The American department store will continue its slow and painful death unless drastic steps are taken.
That's the takeaway from new research out of real-estate research firm Green Street Advisers, which estimates the nation's department stores averaged a paltry $165 in sales per square foot last year, a 24% decline since 2006. That abysmal total likely reflects the consumer shift toward buying apparel and home goods online, therefore making a trip to a three-level Macy's (M - Get Report) or J.C. Penney (JCP - Get Report) bricks-and-mortar store increasingly unnecessary.
For department stores to boost their sales per square foot, which is vital in driving profits due to the high rents an anchor store such as Macy's pays, Green Street proposes a drastic measure. The firm says the department store sector needs to shed about 800 locations in the U.S, or one-fifth of all anchor space in U.S. malls, in order to reach the productivity levels they had a decade ago.
Sears Holdings Corp. (SHLD) would need to shutter roughly 300, or 43% of its Sears stores, to recapture the sales per square foot it had in 2006, estimates Green Street. Meantime, J.C. Penney would have to close 320 locations, or 31% of its store base. By comparison, Macy's, which has been one of the more aggressive department stores to close under-performing locations in recent years, would only need to eliminate a further 70 sites, or 9% of its base.
For their part, department stores are doing everything they can to try to turn things around.
Macy's is currently in the process of closing 35 stores this spring. After the stores are shuttered, Macy's will operate about 730 stores in the U.S., down from 858 in 2006. The company is also investing to revamp its very best locations, adding traffic drivers such as expanded cosmetics sections with personalized customer service and Best Buy (BBY - Get Report) electronics shops.
More recently, the company has opened up its new Backstage outlet concept inside of its full-priced Macy's stores. "The off-price concept has been real popular," a Macy's cashier at a Long Island, NY store told TheStreet after the below photo was snapped.
Meanwhile, J.C. Penney plans to close seven stores this year, leaving it with 1,013 stores in the U.S. vs. 1,033 in 2006. Similar to Macy's, J.C. Penney is overhauling the look of its stores in an attempt to attract more customers. The company recently started selling appliances at certain locations, while continuing to open up Sephora cosmetics shops and emphasizing salon services in its regular weekly marketing.

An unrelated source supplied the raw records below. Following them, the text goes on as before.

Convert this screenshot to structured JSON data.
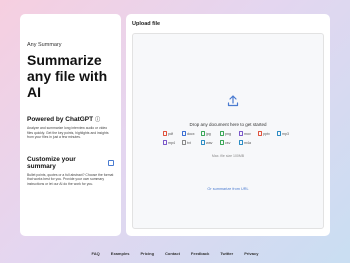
{
  "left": {
    "brand": "Any Summary",
    "hero": "Summarize any file with AI",
    "powered": {
      "title": "Powered by ChatGPT",
      "desc": "Analyze and summarize long interview audio or video files quickly. Get the key points, highlights and insights from your files in just a few minutes."
    },
    "customize": {
      "title": "Customize your summary",
      "desc": "Bullet points, quotes or a full abstract? Choose the format that works best for you. Provide your own summary instructions or let our AI do the work for you."
    }
  },
  "upload": {
    "title": "Upload file",
    "drop_text": "Drop any document here to get started",
    "max_size": "Max. file size 100MB",
    "url_link": "Or summarize from URL",
    "formats": [
      {
        "label": "pdf",
        "color": "#e0533d"
      },
      {
        "label": "docx",
        "color": "#3b6fd4"
      },
      {
        "label": "jpg",
        "color": "#3aa657"
      },
      {
        "label": "png",
        "color": "#3aa657"
      },
      {
        "label": "mov",
        "color": "#7a57c9"
      },
      {
        "label": "pptx",
        "color": "#e0533d"
      },
      {
        "label": "mp3",
        "color": "#2b8cc4"
      },
      {
        "label": "mp4",
        "color": "#7a57c9"
      },
      {
        "label": "txt",
        "color": "#888888"
      },
      {
        "label": "wav",
        "color": "#2b8cc4"
      },
      {
        "label": "csv",
        "color": "#3aa657"
      },
      {
        "label": "m4a",
        "color": "#2b8cc4"
      }
    ]
  },
  "footer": {
    "links": [
      "FAQ",
      "Examples",
      "Pricing",
      "Contact",
      "Feedback",
      "Twitter",
      "Privacy"
    ]
  },
  "colors": {
    "accent": "#4a7bd0",
    "background_start": "#f6cfe0",
    "background_end": "#c9def2"
  }
}
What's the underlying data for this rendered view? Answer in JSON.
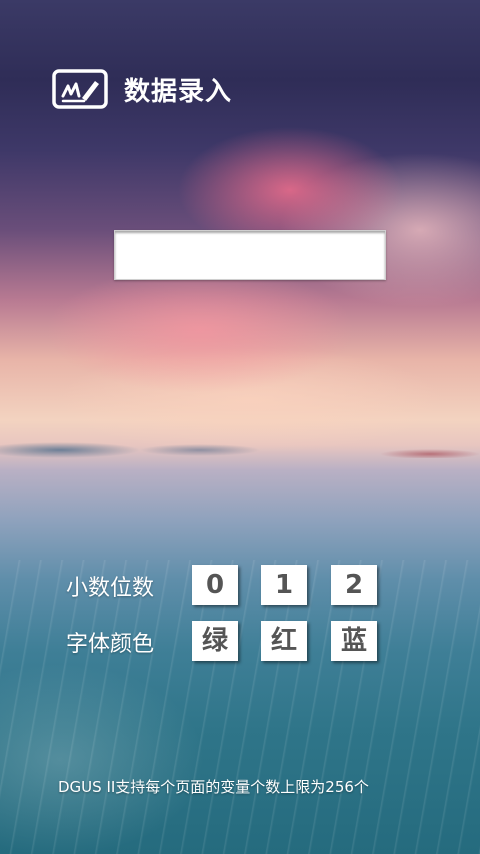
{
  "header": {
    "icon": "signature-screen-icon",
    "title": "数据录入"
  },
  "input": {
    "value": ""
  },
  "decimals": {
    "label": "小数位数",
    "options": [
      "0",
      "1",
      "2"
    ]
  },
  "font_color": {
    "label": "字体颜色",
    "options": [
      "绿",
      "红",
      "蓝"
    ]
  },
  "footer": {
    "note": "DGUS II支持每个页面的变量个数上限为256个"
  },
  "colors": {
    "button_bg": "#ffffff",
    "button_text": "#555555",
    "label_text": "#ffffff"
  }
}
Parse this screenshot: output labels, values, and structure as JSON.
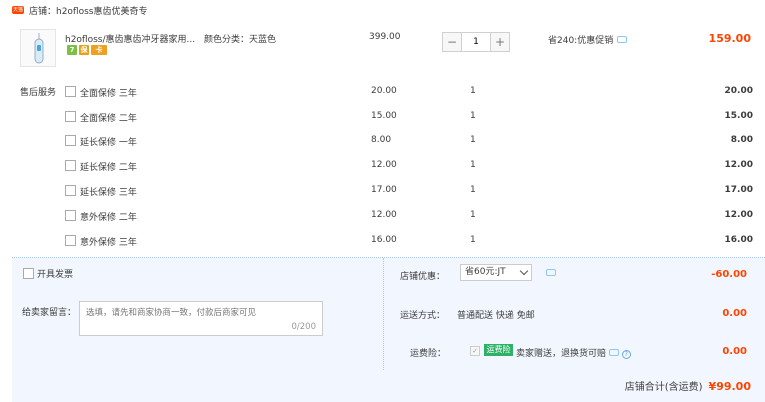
{
  "store": {
    "tag": "天猫",
    "label": "店铺：h2ofloss惠齿优美奇专"
  },
  "item": {
    "name": "h2ofloss/惠齿惠齿冲牙器家用...",
    "badges": [
      "7",
      "保",
      "卡"
    ],
    "sku": "颜色分类：天蓝色",
    "price": "399.00",
    "qty": "1",
    "qty_minus": "−",
    "qty_plus": "+",
    "promo": "省240:优惠促销",
    "subtotal": "159.00"
  },
  "services": {
    "label": "售后服务",
    "items": [
      {
        "name": "全面保修 三年",
        "price": "20.00",
        "qty": "1",
        "total": "20.00"
      },
      {
        "name": "全面保修 二年",
        "price": "15.00",
        "qty": "1",
        "total": "15.00"
      },
      {
        "name": "延长保修 一年",
        "price": "8.00",
        "qty": "1",
        "total": "8.00"
      },
      {
        "name": "延长保修 二年",
        "price": "12.00",
        "qty": "1",
        "total": "12.00"
      },
      {
        "name": "延长保修 三年",
        "price": "17.00",
        "qty": "1",
        "total": "17.00"
      },
      {
        "name": "意外保修 二年",
        "price": "12.00",
        "qty": "1",
        "total": "12.00"
      },
      {
        "name": "意外保修 三年",
        "price": "16.00",
        "qty": "1",
        "total": "16.00"
      }
    ]
  },
  "invoice": {
    "label": "开具发票"
  },
  "message": {
    "label": "给卖家留言：",
    "placeholder": "选填，请先和商家协商一致，付款后商家可见",
    "count": "0/200"
  },
  "coupon": {
    "label": "店铺优惠：",
    "selected": "省60元:JT",
    "amount": "-60.00"
  },
  "shipping": {
    "label": "运送方式：",
    "value": "普通配送 快递 免邮",
    "amount": "0.00"
  },
  "insurance": {
    "label": "运费险：",
    "tag": "运费险",
    "text": "卖家赠送，退换货可赔",
    "amount": "0.00"
  },
  "total": {
    "label": "店铺合计(含运费)",
    "value": "¥99.00"
  },
  "colors": {
    "accent": "#ff4400",
    "panel": "#f2f7ff",
    "insurance": "#2eb067"
  }
}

Struggling Sears is mostly relying on aggressive store closures to stem the tide in productivity as a weakened financial state has left it unable to invest in the appearance of its stores. The company said recently it will close 10 of its namesake locations (as well as 68 Kmarts) by the summer, leaving it with about 695 mall-based Sears locations. In 2006, Sears had 861 mall locations.